• TASK DETAILS: Go through the entries and count the lines with the string "percent" in them. Give only that number.

• Items from an interface collection:
________________________
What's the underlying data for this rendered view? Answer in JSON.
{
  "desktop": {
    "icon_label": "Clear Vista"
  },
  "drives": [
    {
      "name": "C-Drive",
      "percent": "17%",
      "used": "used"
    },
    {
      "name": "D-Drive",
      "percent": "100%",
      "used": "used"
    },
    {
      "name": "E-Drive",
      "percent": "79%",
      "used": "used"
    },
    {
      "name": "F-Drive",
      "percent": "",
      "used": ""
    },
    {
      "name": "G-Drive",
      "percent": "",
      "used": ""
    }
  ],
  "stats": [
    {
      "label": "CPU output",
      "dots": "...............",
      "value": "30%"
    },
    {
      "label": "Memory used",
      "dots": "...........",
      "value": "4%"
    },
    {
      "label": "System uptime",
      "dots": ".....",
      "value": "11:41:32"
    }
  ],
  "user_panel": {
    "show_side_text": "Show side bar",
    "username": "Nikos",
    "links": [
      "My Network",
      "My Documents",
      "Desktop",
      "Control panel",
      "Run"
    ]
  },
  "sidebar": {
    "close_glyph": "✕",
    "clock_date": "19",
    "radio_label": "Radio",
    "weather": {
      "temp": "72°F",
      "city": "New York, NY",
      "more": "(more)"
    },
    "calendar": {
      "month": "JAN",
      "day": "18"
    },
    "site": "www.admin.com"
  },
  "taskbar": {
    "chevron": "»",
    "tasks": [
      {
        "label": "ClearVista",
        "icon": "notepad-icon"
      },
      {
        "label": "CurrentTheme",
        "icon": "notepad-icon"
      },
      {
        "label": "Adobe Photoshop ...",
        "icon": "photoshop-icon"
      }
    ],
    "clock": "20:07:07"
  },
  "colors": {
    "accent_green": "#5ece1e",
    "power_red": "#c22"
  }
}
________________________
• EXERCISE SOLUTION: 5